“Heat is estimated to account for over half of Scotland’s total energy use and responsible for nearly half of Scotland’s greenhouse gas emissions, so the imperative to take action is very clear.

“We have already made significant progress and will continue to work together with energy experts, businesses and communities to move towards our target of having have 40,000 homes connected to district heating by 2020.”

Professor David Sigsworth said:

“As the Chair of the Fuel Poverty Strategic Working Group and Vice President of The Association for Decentralised Energy, I welcome the call for large scale Water Source Heat Pump projects targeting Scotland’s rivers, lochs and canals.

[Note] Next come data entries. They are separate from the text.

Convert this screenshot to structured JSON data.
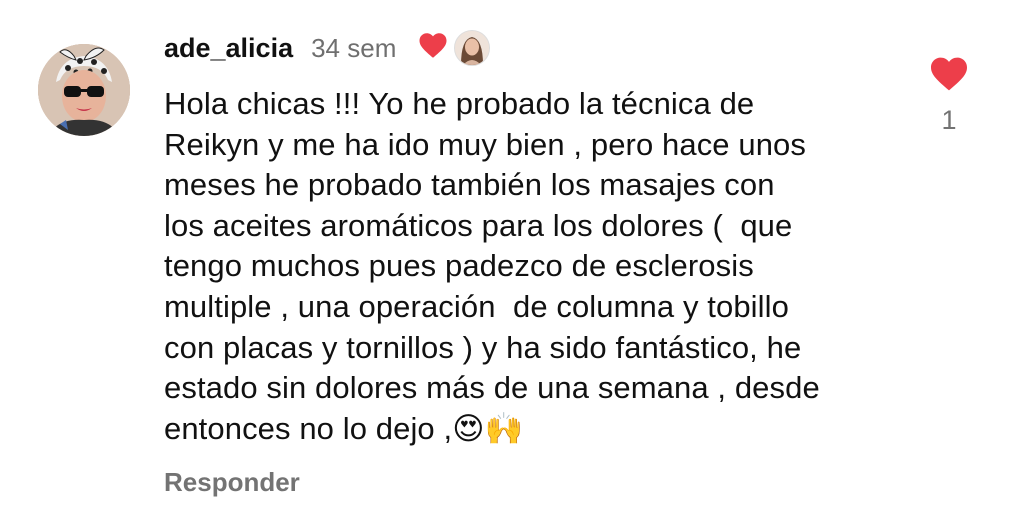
{
  "comment": {
    "username": "ade_alicia",
    "time": "34 sem",
    "creator_liked": true,
    "text": "Hola chicas !!! Yo he probado la técnica de\nReikyn y me ha ido muy bien , pero hace unos\nmeses he probado también los masajes con\nlos aceites aromáticos para los dolores (  que\ntengo muchos pues padezco de esclerosis\nmultiple , una operación  de columna y tobillo\ncon placas y tornillos ) y ha sido fantástico, he\nestado sin dolores más de una semana , desde\nentonces no lo dejo ,😍🙌",
    "reply_label": "Responder",
    "like_count": "1",
    "liked": true
  },
  "icons": {
    "like": "heart-icon",
    "creator_heart": "heart-icon",
    "avatar": "avatar",
    "creator_avatar": "avatar"
  },
  "colors": {
    "heart": "#ed3e4a",
    "muted_text": "#737373",
    "text": "#111111"
  }
}
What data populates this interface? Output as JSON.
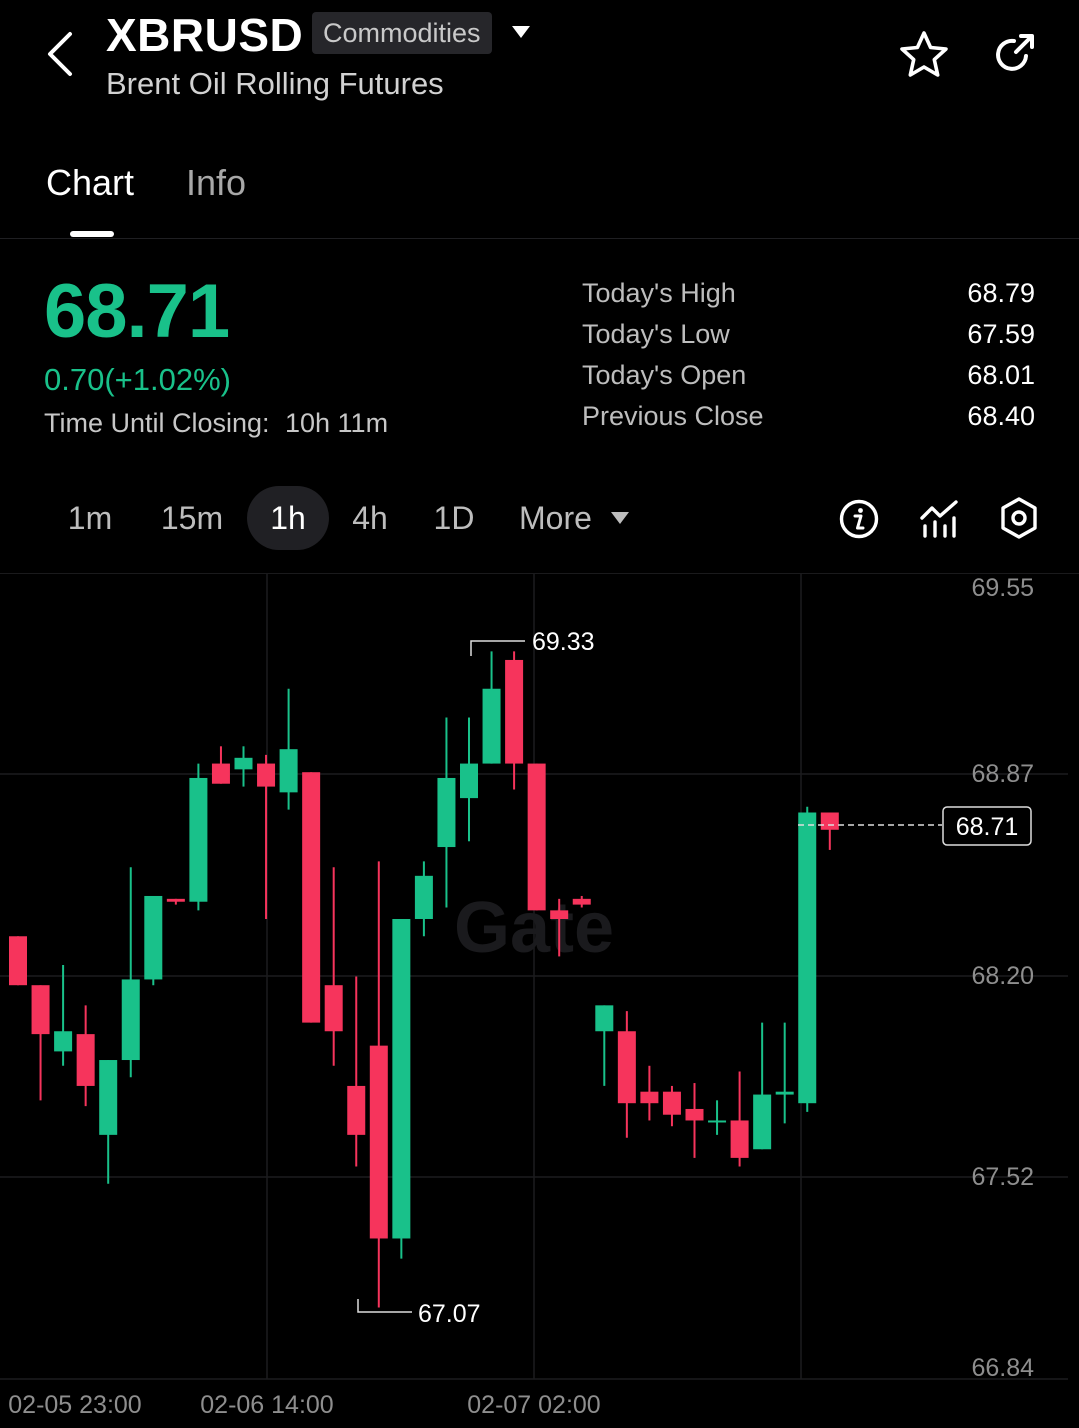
{
  "header": {
    "symbol": "XBRUSD",
    "category_tag": "Commodities",
    "subtitle": "Brent Oil Rolling Futures",
    "icons": [
      "chevron-left-icon",
      "caret-down-icon",
      "star-icon",
      "share-icon"
    ]
  },
  "tabs": [
    {
      "label": "Chart",
      "active": true
    },
    {
      "label": "Info",
      "active": false
    }
  ],
  "quote": {
    "price": "68.71",
    "change": "0.70(+1.02%)",
    "closing_label": "Time Until Closing:",
    "closing_value": "10h 11m"
  },
  "stats": [
    {
      "label": "Today's High",
      "value": "68.79"
    },
    {
      "label": "Today's Low",
      "value": "67.59"
    },
    {
      "label": "Today's Open",
      "value": "68.01"
    },
    {
      "label": "Previous Close",
      "value": "68.40"
    }
  ],
  "timeframes": [
    {
      "label": "1m",
      "active": false
    },
    {
      "label": "15m",
      "active": false
    },
    {
      "label": "1h",
      "active": true
    },
    {
      "label": "4h",
      "active": false
    },
    {
      "label": "1D",
      "active": false
    }
  ],
  "more_label": "More",
  "toolbar_icons": [
    "info-icon",
    "indicators-icon",
    "settings-icon"
  ],
  "colors": {
    "up": "#19c18a",
    "down": "#f6345c",
    "background": "#000000",
    "grid": "#1c1c1f"
  },
  "chart_data": {
    "type": "candlestick",
    "y_ticks": [
      "69.55",
      "68.87",
      "68.20",
      "67.52",
      "66.84"
    ],
    "x_ticks": [
      "02-05 23:00",
      "02-06 14:00",
      "02-07 02:00"
    ],
    "ylim": [
      66.84,
      69.55
    ],
    "high_marker": "69.33",
    "low_marker": "67.07",
    "last_price_label": "68.71",
    "candles": [
      {
        "o": 68.34,
        "h": 68.34,
        "l": 68.17,
        "c": 68.17
      },
      {
        "o": 68.17,
        "h": 68.17,
        "l": 67.77,
        "c": 68.0
      },
      {
        "o": 67.94,
        "h": 68.24,
        "l": 67.89,
        "c": 68.01
      },
      {
        "o": 68.0,
        "h": 68.1,
        "l": 67.75,
        "c": 67.82
      },
      {
        "o": 67.65,
        "h": 67.82,
        "l": 67.48,
        "c": 67.91
      },
      {
        "o": 67.91,
        "h": 68.58,
        "l": 67.85,
        "c": 68.19
      },
      {
        "o": 68.19,
        "h": 68.36,
        "l": 68.17,
        "c": 68.48
      },
      {
        "o": 68.47,
        "h": 68.47,
        "l": 68.45,
        "c": 68.46
      },
      {
        "o": 68.46,
        "h": 68.94,
        "l": 68.43,
        "c": 68.89
      },
      {
        "o": 68.94,
        "h": 69.0,
        "l": 68.89,
        "c": 68.87
      },
      {
        "o": 68.92,
        "h": 69.0,
        "l": 68.86,
        "c": 68.96
      },
      {
        "o": 68.94,
        "h": 68.97,
        "l": 68.4,
        "c": 68.86
      },
      {
        "o": 68.84,
        "h": 69.2,
        "l": 68.78,
        "c": 68.99
      },
      {
        "o": 68.91,
        "h": 68.91,
        "l": 68.04,
        "c": 68.04
      },
      {
        "o": 68.17,
        "h": 68.58,
        "l": 67.89,
        "c": 68.01
      },
      {
        "o": 67.82,
        "h": 68.2,
        "l": 67.54,
        "c": 67.65
      },
      {
        "o": 67.96,
        "h": 68.6,
        "l": 67.05,
        "c": 67.29
      },
      {
        "o": 67.29,
        "h": 68.34,
        "l": 67.22,
        "c": 68.4
      },
      {
        "o": 68.4,
        "h": 68.6,
        "l": 68.34,
        "c": 68.55
      },
      {
        "o": 68.65,
        "h": 69.1,
        "l": 68.44,
        "c": 68.89
      },
      {
        "o": 68.82,
        "h": 69.1,
        "l": 68.67,
        "c": 68.94
      },
      {
        "o": 68.94,
        "h": 69.33,
        "l": 69.0,
        "c": 69.2
      },
      {
        "o": 69.3,
        "h": 69.33,
        "l": 68.85,
        "c": 68.94
      },
      {
        "o": 68.94,
        "h": 68.94,
        "l": 68.43,
        "c": 68.43
      },
      {
        "o": 68.43,
        "h": 68.47,
        "l": 68.27,
        "c": 68.4
      },
      {
        "o": 68.47,
        "h": 68.48,
        "l": 68.44,
        "c": 68.45
      },
      {
        "o": 68.01,
        "h": 68.07,
        "l": 67.82,
        "c": 68.1
      },
      {
        "o": 68.01,
        "h": 68.08,
        "l": 67.64,
        "c": 67.76
      },
      {
        "o": 67.8,
        "h": 67.89,
        "l": 67.7,
        "c": 67.76
      },
      {
        "o": 67.8,
        "h": 67.82,
        "l": 67.68,
        "c": 67.72
      },
      {
        "o": 67.74,
        "h": 67.83,
        "l": 67.57,
        "c": 67.7
      },
      {
        "o": 67.7,
        "h": 67.77,
        "l": 67.65,
        "c": 67.7
      },
      {
        "o": 67.7,
        "h": 67.87,
        "l": 67.54,
        "c": 67.57
      },
      {
        "o": 67.6,
        "h": 68.04,
        "l": 67.6,
        "c": 67.79
      },
      {
        "o": 67.79,
        "h": 68.04,
        "l": 67.69,
        "c": 67.8
      },
      {
        "o": 67.76,
        "h": 68.79,
        "l": 67.73,
        "c": 68.77
      },
      {
        "o": 68.77,
        "h": 68.77,
        "l": 68.64,
        "c": 68.71
      }
    ]
  }
}
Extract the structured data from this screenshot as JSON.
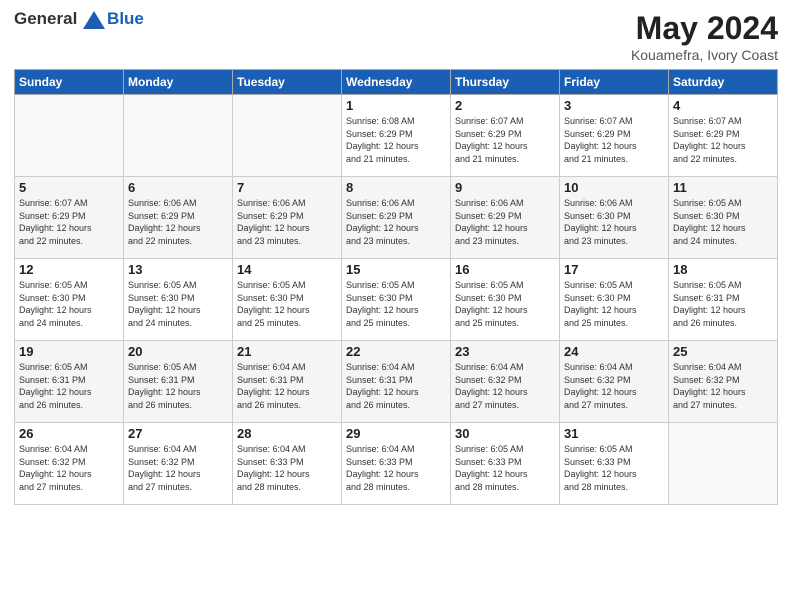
{
  "header": {
    "logo_line1": "General",
    "logo_line2": "Blue",
    "title": "May 2024",
    "subtitle": "Kouamefra, Ivory Coast"
  },
  "weekdays": [
    "Sunday",
    "Monday",
    "Tuesday",
    "Wednesday",
    "Thursday",
    "Friday",
    "Saturday"
  ],
  "weeks": [
    [
      {
        "day": "",
        "info": ""
      },
      {
        "day": "",
        "info": ""
      },
      {
        "day": "",
        "info": ""
      },
      {
        "day": "1",
        "info": "Sunrise: 6:08 AM\nSunset: 6:29 PM\nDaylight: 12 hours\nand 21 minutes."
      },
      {
        "day": "2",
        "info": "Sunrise: 6:07 AM\nSunset: 6:29 PM\nDaylight: 12 hours\nand 21 minutes."
      },
      {
        "day": "3",
        "info": "Sunrise: 6:07 AM\nSunset: 6:29 PM\nDaylight: 12 hours\nand 21 minutes."
      },
      {
        "day": "4",
        "info": "Sunrise: 6:07 AM\nSunset: 6:29 PM\nDaylight: 12 hours\nand 22 minutes."
      }
    ],
    [
      {
        "day": "5",
        "info": "Sunrise: 6:07 AM\nSunset: 6:29 PM\nDaylight: 12 hours\nand 22 minutes."
      },
      {
        "day": "6",
        "info": "Sunrise: 6:06 AM\nSunset: 6:29 PM\nDaylight: 12 hours\nand 22 minutes."
      },
      {
        "day": "7",
        "info": "Sunrise: 6:06 AM\nSunset: 6:29 PM\nDaylight: 12 hours\nand 23 minutes."
      },
      {
        "day": "8",
        "info": "Sunrise: 6:06 AM\nSunset: 6:29 PM\nDaylight: 12 hours\nand 23 minutes."
      },
      {
        "day": "9",
        "info": "Sunrise: 6:06 AM\nSunset: 6:29 PM\nDaylight: 12 hours\nand 23 minutes."
      },
      {
        "day": "10",
        "info": "Sunrise: 6:06 AM\nSunset: 6:30 PM\nDaylight: 12 hours\nand 23 minutes."
      },
      {
        "day": "11",
        "info": "Sunrise: 6:05 AM\nSunset: 6:30 PM\nDaylight: 12 hours\nand 24 minutes."
      }
    ],
    [
      {
        "day": "12",
        "info": "Sunrise: 6:05 AM\nSunset: 6:30 PM\nDaylight: 12 hours\nand 24 minutes."
      },
      {
        "day": "13",
        "info": "Sunrise: 6:05 AM\nSunset: 6:30 PM\nDaylight: 12 hours\nand 24 minutes."
      },
      {
        "day": "14",
        "info": "Sunrise: 6:05 AM\nSunset: 6:30 PM\nDaylight: 12 hours\nand 25 minutes."
      },
      {
        "day": "15",
        "info": "Sunrise: 6:05 AM\nSunset: 6:30 PM\nDaylight: 12 hours\nand 25 minutes."
      },
      {
        "day": "16",
        "info": "Sunrise: 6:05 AM\nSunset: 6:30 PM\nDaylight: 12 hours\nand 25 minutes."
      },
      {
        "day": "17",
        "info": "Sunrise: 6:05 AM\nSunset: 6:30 PM\nDaylight: 12 hours\nand 25 minutes."
      },
      {
        "day": "18",
        "info": "Sunrise: 6:05 AM\nSunset: 6:31 PM\nDaylight: 12 hours\nand 26 minutes."
      }
    ],
    [
      {
        "day": "19",
        "info": "Sunrise: 6:05 AM\nSunset: 6:31 PM\nDaylight: 12 hours\nand 26 minutes."
      },
      {
        "day": "20",
        "info": "Sunrise: 6:05 AM\nSunset: 6:31 PM\nDaylight: 12 hours\nand 26 minutes."
      },
      {
        "day": "21",
        "info": "Sunrise: 6:04 AM\nSunset: 6:31 PM\nDaylight: 12 hours\nand 26 minutes."
      },
      {
        "day": "22",
        "info": "Sunrise: 6:04 AM\nSunset: 6:31 PM\nDaylight: 12 hours\nand 26 minutes."
      },
      {
        "day": "23",
        "info": "Sunrise: 6:04 AM\nSunset: 6:32 PM\nDaylight: 12 hours\nand 27 minutes."
      },
      {
        "day": "24",
        "info": "Sunrise: 6:04 AM\nSunset: 6:32 PM\nDaylight: 12 hours\nand 27 minutes."
      },
      {
        "day": "25",
        "info": "Sunrise: 6:04 AM\nSunset: 6:32 PM\nDaylight: 12 hours\nand 27 minutes."
      }
    ],
    [
      {
        "day": "26",
        "info": "Sunrise: 6:04 AM\nSunset: 6:32 PM\nDaylight: 12 hours\nand 27 minutes."
      },
      {
        "day": "27",
        "info": "Sunrise: 6:04 AM\nSunset: 6:32 PM\nDaylight: 12 hours\nand 27 minutes."
      },
      {
        "day": "28",
        "info": "Sunrise: 6:04 AM\nSunset: 6:33 PM\nDaylight: 12 hours\nand 28 minutes."
      },
      {
        "day": "29",
        "info": "Sunrise: 6:04 AM\nSunset: 6:33 PM\nDaylight: 12 hours\nand 28 minutes."
      },
      {
        "day": "30",
        "info": "Sunrise: 6:05 AM\nSunset: 6:33 PM\nDaylight: 12 hours\nand 28 minutes."
      },
      {
        "day": "31",
        "info": "Sunrise: 6:05 AM\nSunset: 6:33 PM\nDaylight: 12 hours\nand 28 minutes."
      },
      {
        "day": "",
        "info": ""
      }
    ]
  ]
}
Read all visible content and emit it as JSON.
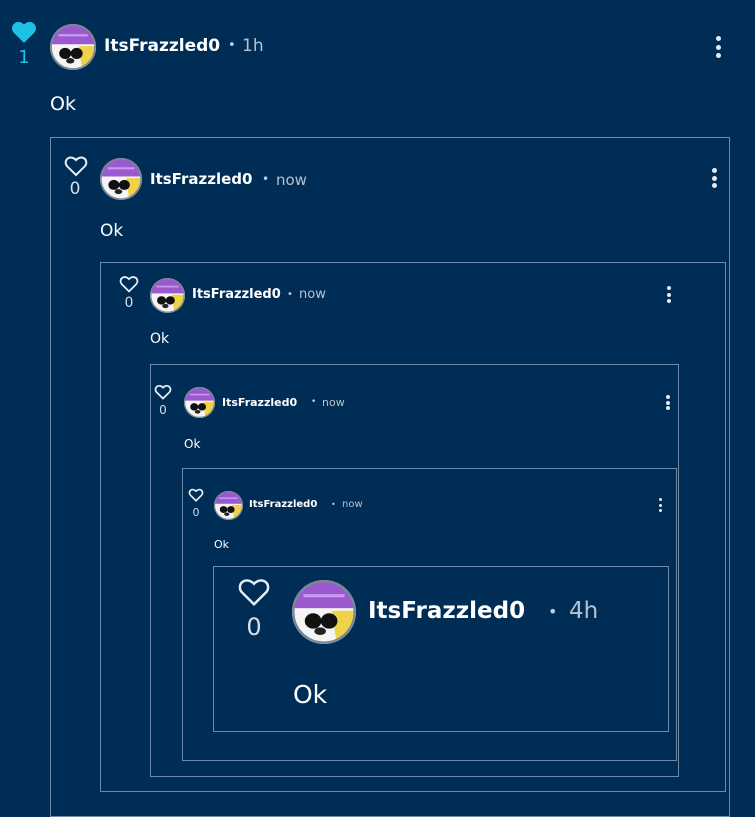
{
  "colors": {
    "background": "#002d56",
    "liked_heart": "#1ec2e6",
    "border": "#6f8aa6"
  },
  "icons": {
    "like": "heart-icon",
    "menu": "more-vertical-icon"
  },
  "comments": [
    {
      "author": "ItsFrazzled0",
      "separator": "•",
      "time": "1h",
      "likes": "1",
      "liked": true,
      "text": "Ok"
    },
    {
      "author": "ItsFrazzled0",
      "separator": "•",
      "time": "now",
      "likes": "0",
      "liked": false,
      "text": "Ok"
    },
    {
      "author": "ItsFrazzled0",
      "separator": "•",
      "time": "now",
      "likes": "0",
      "liked": false,
      "text": "Ok"
    },
    {
      "author": "ItsFrazzled0",
      "separator": "•",
      "time": "now",
      "likes": "0",
      "liked": false,
      "text": "Ok"
    },
    {
      "author": "ItsFrazzled0",
      "separator": "•",
      "time": "now",
      "likes": "0",
      "liked": false,
      "text": "Ok"
    },
    {
      "author": "ItsFrazzled0",
      "separator": "•",
      "time": "4h",
      "likes": "0",
      "liked": false,
      "text": "Ok"
    }
  ]
}
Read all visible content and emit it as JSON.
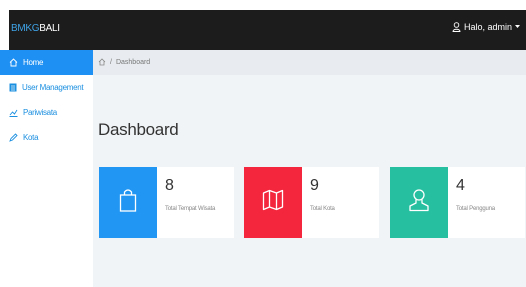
{
  "app": {
    "brand_prefix": "BMKG",
    "brand_suffix": "BALI"
  },
  "header": {
    "user_label": "Halo, admin",
    "user_icon": "user-icon",
    "caret_icon": "caret-down-icon"
  },
  "sidebar": {
    "items": [
      {
        "label": "Home",
        "icon": "home-icon",
        "active": true
      },
      {
        "label": "User Management",
        "icon": "list-icon",
        "active": false
      },
      {
        "label": "Pariwisata",
        "icon": "chart-icon",
        "active": false
      },
      {
        "label": "Kota",
        "icon": "pencil-icon",
        "active": false
      }
    ]
  },
  "breadcrumb": {
    "home_icon": "home-icon",
    "separator": "/",
    "current": "Dashboard"
  },
  "page": {
    "title": "Dashboard"
  },
  "stats": [
    {
      "value": "8",
      "label": "Total Tempat Wisata",
      "icon": "shopping-bag-icon",
      "color": "#2196f3"
    },
    {
      "value": "9",
      "label": "Total Kota",
      "icon": "map-icon",
      "color": "#f3263d"
    },
    {
      "value": "4",
      "label": "Total Pengguna",
      "icon": "user-icon",
      "color": "#26c0a0"
    }
  ],
  "colors": {
    "topbar": "#1c1c1c",
    "accent": "#1e90f3",
    "background": "#f1f4f7"
  }
}
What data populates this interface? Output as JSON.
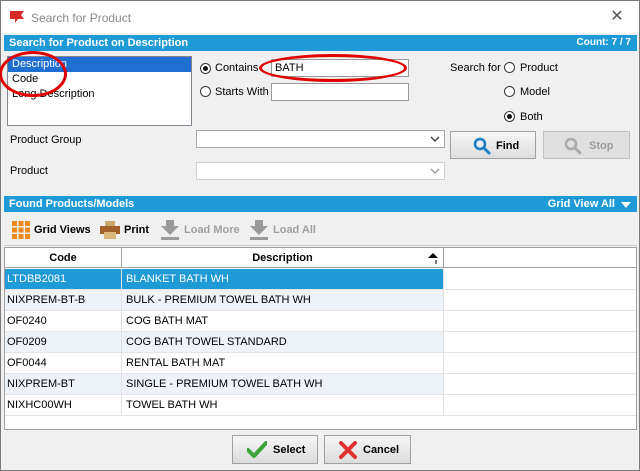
{
  "window": {
    "title": "Search for Product",
    "close_glyph": "✕"
  },
  "search_bar": {
    "title": "Search for Product on Description",
    "count": "Count: 7 / 7"
  },
  "search_fields": [
    {
      "label": "Description",
      "selected": true
    },
    {
      "label": "Code",
      "selected": false
    },
    {
      "label": "Long Description",
      "selected": false
    }
  ],
  "match": {
    "contains_label": "Contains",
    "starts_with_label": "Starts With",
    "contains_value": "BATH",
    "starts_with_value": "",
    "selected": "contains"
  },
  "search_for": {
    "label": "Search for",
    "options": [
      "Product",
      "Model",
      "Both"
    ],
    "selected": "Both"
  },
  "filters": {
    "product_group_label": "Product Group",
    "product_label": "Product",
    "product_group_value": "",
    "product_value": ""
  },
  "buttons": {
    "find": "Find",
    "stop": "Stop",
    "select": "Select",
    "cancel": "Cancel"
  },
  "found_bar": {
    "title": "Found Products/Models",
    "view": "Grid View All"
  },
  "toolbar": {
    "grid_views": "Grid Views",
    "print": "Print",
    "load_more": "Load More",
    "load_all": "Load All"
  },
  "table": {
    "headers": [
      "Code",
      "Description"
    ],
    "rows": [
      {
        "code": "LTDBB2081",
        "description": "BLANKET BATH WH"
      },
      {
        "code": "NIXPREM-BT-B",
        "description": "BULK - PREMIUM TOWEL BATH WH"
      },
      {
        "code": "OF0240",
        "description": "COG BATH MAT"
      },
      {
        "code": "OF0209",
        "description": "COG BATH TOWEL STANDARD"
      },
      {
        "code": "OF0044",
        "description": "RENTAL BATH MAT"
      },
      {
        "code": "NIXPREM-BT",
        "description": "SINGLE - PREMIUM TOWEL BATH WH"
      },
      {
        "code": "NIXHC00WH",
        "description": "TOWEL BATH WH"
      }
    ],
    "selected_row": 0
  },
  "colors": {
    "accent": "#1e9ad6",
    "annotation": "#e00000"
  }
}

“Demonstration of the benefits of innovative projects like these to local communities is key to wider uptake and a further step towards the provision of low carbon low cost heat to more households in Scotland.”

Stephanie Clark, Policy Manager for Scottish Renewables, said:

“This new funding will kick-start the sector in Scotland and help towards meeting our 2020 target of sourcing 11 per cent of our heat demand from renewables.

“With heat accounting for more than half of our energy demand developing technologies that can generate clean, reliable heat on a large scale is vital.”

However Ms Clark warned: “A major hurdle in our path is the UK Government’s review of the subsidy mechanism, the Renewable Heat Incentive. The budget for RHI ends in March 2016 and we have yet to receive any clarity on whether they will maintain it up to 2020. Removing this uncertainty would allow the sector to grow and secure a long term future for itself.”

Notes to editors

The funding call is being offered through the Low Carbon Infrastructure Transition Programme (LCITP). is a collaboration between Scottish Government, its enterprise agencies and sector specialists, to support the development and acceleration of low carbon infrastructure projects in the next 3 years. For further information about the call, visit .

More information about the LCITP is available at

The Scottish Government recently published its Heat Policy Statement (HPS), setting out its approach to working towards decarbonising the heat system along with a framework for investment in a low carbon heat sector